Look through the data that follows and copy each line with the string "Portugal".
══ DATA SHOWN ══
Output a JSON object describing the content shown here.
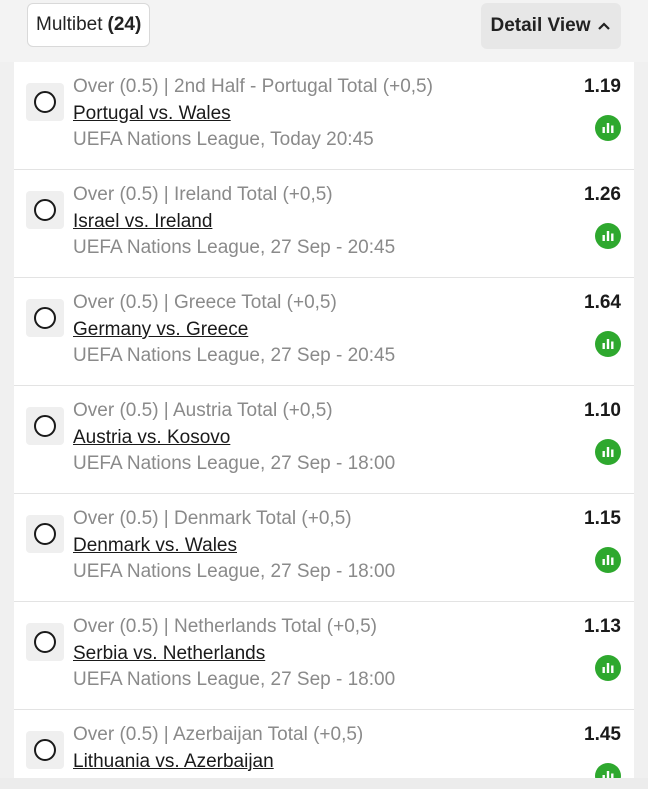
{
  "header": {
    "multibet_label": "Multibet",
    "multibet_count": "(24)",
    "detail_view_label": "Detail View"
  },
  "colors": {
    "accent_green": "#2ea82e",
    "muted_text": "#8a8a8a"
  },
  "bets": [
    {
      "market": "Over (0.5) | 2nd Half - Portugal Total (+0,5)",
      "match": "Portugal vs. Wales",
      "league": "UEFA Nations League, Today 20:45",
      "odds": "1.19"
    },
    {
      "market": "Over (0.5) | Ireland Total (+0,5)",
      "match": "Israel vs. Ireland",
      "league": "UEFA Nations League, 27 Sep - 20:45",
      "odds": "1.26"
    },
    {
      "market": "Over (0.5) | Greece Total (+0,5)",
      "match": "Germany vs. Greece",
      "league": "UEFA Nations League, 27 Sep - 20:45",
      "odds": "1.64"
    },
    {
      "market": "Over (0.5) | Austria Total (+0,5)",
      "match": "Austria vs. Kosovo",
      "league": "UEFA Nations League, 27 Sep - 18:00",
      "odds": "1.10"
    },
    {
      "market": "Over (0.5) | Denmark Total (+0,5)",
      "match": "Denmark vs. Wales",
      "league": "UEFA Nations League, 27 Sep - 18:00",
      "odds": "1.15"
    },
    {
      "market": "Over (0.5) | Netherlands Total (+0,5)",
      "match": "Serbia vs. Netherlands",
      "league": "UEFA Nations League, 27 Sep - 18:00",
      "odds": "1.13"
    },
    {
      "market": "Over (0.5) | Azerbaijan Total (+0,5)",
      "match": "Lithuania vs. Azerbaijan",
      "league": "",
      "odds": "1.45"
    }
  ]
}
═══
◆ ANSWER ◆
      "market": "Over (0.5) | 2nd Half - Portugal Total (+0,5)",
      "match": "Portugal vs. Wales",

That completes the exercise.